____ INFORMATION SUPPLIED
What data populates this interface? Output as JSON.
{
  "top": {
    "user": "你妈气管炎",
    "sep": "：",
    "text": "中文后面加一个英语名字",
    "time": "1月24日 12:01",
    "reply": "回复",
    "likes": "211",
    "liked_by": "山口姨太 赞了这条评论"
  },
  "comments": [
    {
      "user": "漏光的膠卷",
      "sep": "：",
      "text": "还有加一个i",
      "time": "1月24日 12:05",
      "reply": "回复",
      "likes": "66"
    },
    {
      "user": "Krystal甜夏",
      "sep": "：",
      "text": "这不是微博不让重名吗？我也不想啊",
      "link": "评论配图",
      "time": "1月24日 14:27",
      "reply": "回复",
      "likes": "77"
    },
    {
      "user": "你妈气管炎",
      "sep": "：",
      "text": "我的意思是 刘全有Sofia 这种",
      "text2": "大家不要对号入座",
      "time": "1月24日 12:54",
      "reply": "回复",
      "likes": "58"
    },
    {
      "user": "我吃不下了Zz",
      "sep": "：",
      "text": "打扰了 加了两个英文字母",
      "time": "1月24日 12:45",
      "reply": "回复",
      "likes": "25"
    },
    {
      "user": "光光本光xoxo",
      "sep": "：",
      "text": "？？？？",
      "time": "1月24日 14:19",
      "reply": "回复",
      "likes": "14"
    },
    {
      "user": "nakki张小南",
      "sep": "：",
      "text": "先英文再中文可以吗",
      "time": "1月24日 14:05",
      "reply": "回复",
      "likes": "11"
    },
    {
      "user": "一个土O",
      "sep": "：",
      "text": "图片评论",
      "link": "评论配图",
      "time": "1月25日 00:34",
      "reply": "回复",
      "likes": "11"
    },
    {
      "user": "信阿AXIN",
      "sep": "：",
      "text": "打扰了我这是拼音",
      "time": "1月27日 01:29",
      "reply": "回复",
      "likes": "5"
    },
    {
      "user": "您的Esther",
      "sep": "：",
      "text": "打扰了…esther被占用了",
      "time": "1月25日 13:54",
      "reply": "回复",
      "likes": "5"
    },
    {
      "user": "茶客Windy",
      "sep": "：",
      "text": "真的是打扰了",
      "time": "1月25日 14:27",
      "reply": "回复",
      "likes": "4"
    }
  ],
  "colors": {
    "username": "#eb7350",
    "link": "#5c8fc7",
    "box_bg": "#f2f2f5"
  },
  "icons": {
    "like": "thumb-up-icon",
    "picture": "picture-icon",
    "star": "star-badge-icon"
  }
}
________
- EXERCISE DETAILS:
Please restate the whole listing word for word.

- REPLY:
What data populates this interface? Output as JSON.
{
  "top": {
    "user": "你妈气管炎",
    "sep": "：",
    "text": "中文后面加一个英语名字",
    "time": "1月24日 12:01",
    "reply": "回复",
    "likes": "211",
    "liked_by": "山口姨太 赞了这条评论"
  },
  "comments": [
    {
      "user": "漏光的膠卷",
      "sep": "：",
      "text": "还有加一个i",
      "time": "1月24日 12:05",
      "reply": "回复",
      "likes": "66"
    },
    {
      "user": "Krystal甜夏",
      "sep": "：",
      "text": "这不是微博不让重名吗？我也不想啊",
      "link": "评论配图",
      "time": "1月24日 14:27",
      "reply": "回复",
      "likes": "77"
    },
    {
      "user": "你妈气管炎",
      "sep": "：",
      "text": "我的意思是 刘全有Sofia 这种",
      "text2": "大家不要对号入座",
      "time": "1月24日 12:54",
      "reply": "回复",
      "likes": "58"
    },
    {
      "user": "我吃不下了Zz",
      "sep": "：",
      "text": "打扰了 加了两个英文字母",
      "time": "1月24日 12:45",
      "reply": "回复",
      "likes": "25"
    },
    {
      "user": "光光本光xoxo",
      "sep": "：",
      "text": "？？？？",
      "time": "1月24日 14:19",
      "reply": "回复",
      "likes": "14"
    },
    {
      "user": "nakki张小南",
      "sep": "：",
      "text": "先英文再中文可以吗",
      "time": "1月24日 14:05",
      "reply": "回复",
      "likes": "11"
    },
    {
      "user": "一个土O",
      "sep": "：",
      "text": "图片评论",
      "link": "评论配图",
      "time": "1月25日 00:34",
      "reply": "回复",
      "likes": "11"
    },
    {
      "user": "信阿AXIN",
      "sep": "：",
      "text": "打扰了我这是拼音",
      "time": "1月27日 01:29",
      "reply": "回复",
      "likes": "5"
    },
    {
      "user": "您的Esther",
      "sep": "：",
      "text": "打扰了…esther被占用了",
      "time": "1月25日 13:54",
      "reply": "回复",
      "likes": "5"
    },
    {
      "user": "茶客Windy",
      "sep": "：",
      "text": "真的是打扰了",
      "time": "1月25日 14:27",
      "reply": "回复",
      "likes": "4"
    }
  ],
  "colors": {
    "username": "#eb7350",
    "link": "#5c8fc7",
    "box_bg": "#f2f2f5"
  },
  "icons": {
    "like": "thumb-up-icon",
    "picture": "picture-icon",
    "star": "star-badge-icon"
  }
}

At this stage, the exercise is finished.